The Non-Dominant Story
I wonder about the downsides of chosen, dominant or perfect stories. Even when we write the perfect new story for a family, there will always be a downside for someone under some aspect. Initially, there were reasons why we drafted one story, why it sustained, even if we suffered. Each story is ultimately a trade-off. We are not just “telling the truth”, but constructing it — it is post-modernism. There will be always as many stories as there are people in the room when you begin. When we rewrite a new story, we need to give up certain benefits from a certain story alongside their pain points if we suffer too much. However, when we choose a different story we choose other benefits alongside their pain points. There is really no perfect story, where all parties are winning, because even winning has a dark flip side. The mere concept of winning implies, almost threatens losing, right?
What is the sleeper effect of each wonderful story? How can this blind spot be addressed? Is it storytelling a la “Run, Lola, Run” the solution, where Lola presents three different solutions to an imminent problem? Is it scenario planning or telling, where four quadrants represent four possible outcomes of a plot?
Perhaps we need to tell stories that emphasize how future editing is expected. No story shall be cut in stone, and held for eternity like a tale of the Grimm’s brothers. Instead, each story shall conclude with “and so this is what works for me now and stay tuned for my update in one year.” This is suitable for founder stories and for web content. Exactly, why I like the concept of the Now Page so much.
Your Story on Stage
If you had to stage a story, what would it be? Happy? Sad? Classic or ruptured? What title? And what would not go on there?
I’ve been wondering about the long term effects and downsides of the stories we choose to tell.
We cast us into the role of the “Single Dad CEO”, or the “Cancer Survivor” or the “Family Business Traditionalist” and then what do we sacrifice with such captions? Does it make it harder to weep as a hero? To cuddle as a leader? To giggle and dress up as a leader?
Each human encounter offers you a chance to listen to a person’s narrative, and to shift your attention on what they focus on and brag about. What is left out? You can practice making mental notes and identifying how they might benefit from the presented story. This goes for big stories about winning a prize and for smaller stories of customers who talk of pride, and success.
Storytelling is magic, because it directs our attention to the active hand while the innocuous hand hides the gold coin. If done well, it captures us enough to be entertained, satisfied and quiet to sit back and not ask. A good story tells it all, is memorable and complete.
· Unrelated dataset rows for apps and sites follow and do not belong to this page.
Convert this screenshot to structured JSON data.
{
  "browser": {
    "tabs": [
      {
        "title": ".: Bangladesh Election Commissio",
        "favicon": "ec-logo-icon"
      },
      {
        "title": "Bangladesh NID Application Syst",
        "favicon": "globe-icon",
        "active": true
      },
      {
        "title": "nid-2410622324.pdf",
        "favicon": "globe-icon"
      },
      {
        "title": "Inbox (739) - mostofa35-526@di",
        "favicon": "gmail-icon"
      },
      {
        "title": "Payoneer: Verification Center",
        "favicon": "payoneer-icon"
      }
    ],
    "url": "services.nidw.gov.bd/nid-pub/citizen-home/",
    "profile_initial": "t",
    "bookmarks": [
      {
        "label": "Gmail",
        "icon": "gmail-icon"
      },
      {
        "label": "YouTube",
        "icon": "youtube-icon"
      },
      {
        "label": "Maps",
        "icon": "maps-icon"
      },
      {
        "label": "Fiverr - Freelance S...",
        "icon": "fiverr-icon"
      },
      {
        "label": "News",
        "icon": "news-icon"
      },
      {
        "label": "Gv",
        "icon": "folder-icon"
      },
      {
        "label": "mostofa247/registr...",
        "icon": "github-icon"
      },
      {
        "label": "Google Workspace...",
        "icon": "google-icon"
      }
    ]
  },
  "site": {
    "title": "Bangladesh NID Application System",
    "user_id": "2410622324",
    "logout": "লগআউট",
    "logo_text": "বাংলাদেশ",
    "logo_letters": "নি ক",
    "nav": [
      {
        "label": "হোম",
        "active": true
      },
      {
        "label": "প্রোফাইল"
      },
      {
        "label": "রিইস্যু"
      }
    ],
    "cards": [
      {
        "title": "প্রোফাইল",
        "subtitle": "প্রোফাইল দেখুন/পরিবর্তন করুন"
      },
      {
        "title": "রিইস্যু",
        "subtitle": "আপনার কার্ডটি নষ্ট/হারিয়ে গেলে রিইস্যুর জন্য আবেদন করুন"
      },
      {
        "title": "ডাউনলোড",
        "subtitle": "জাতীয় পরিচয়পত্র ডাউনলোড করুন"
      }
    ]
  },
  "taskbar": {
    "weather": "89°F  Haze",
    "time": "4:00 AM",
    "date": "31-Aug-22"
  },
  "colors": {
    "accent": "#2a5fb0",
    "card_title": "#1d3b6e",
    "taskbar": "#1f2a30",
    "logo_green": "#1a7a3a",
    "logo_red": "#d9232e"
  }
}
It won’t make us ask for explanations.
I read stories of courageous designers admitting how much they love to be wrong only to discover that due to design thinking techniques and to user engagement they identified the real user needs and designed a successful service or product. They love being wrong if they are right and successful in the end. I have yet to find the blog post that truly brags about failure as in “We love being wrong. We just blew 30,000 on user research that led to a product that no one bought. It was amazing.”
In the end, we remain human and appreciate a delicate mix of safety and risk, the known and the new. However, perhaps we can aim for stories that are more inclusive, tentative, and considerate of what will serve us best now as well as years down the road.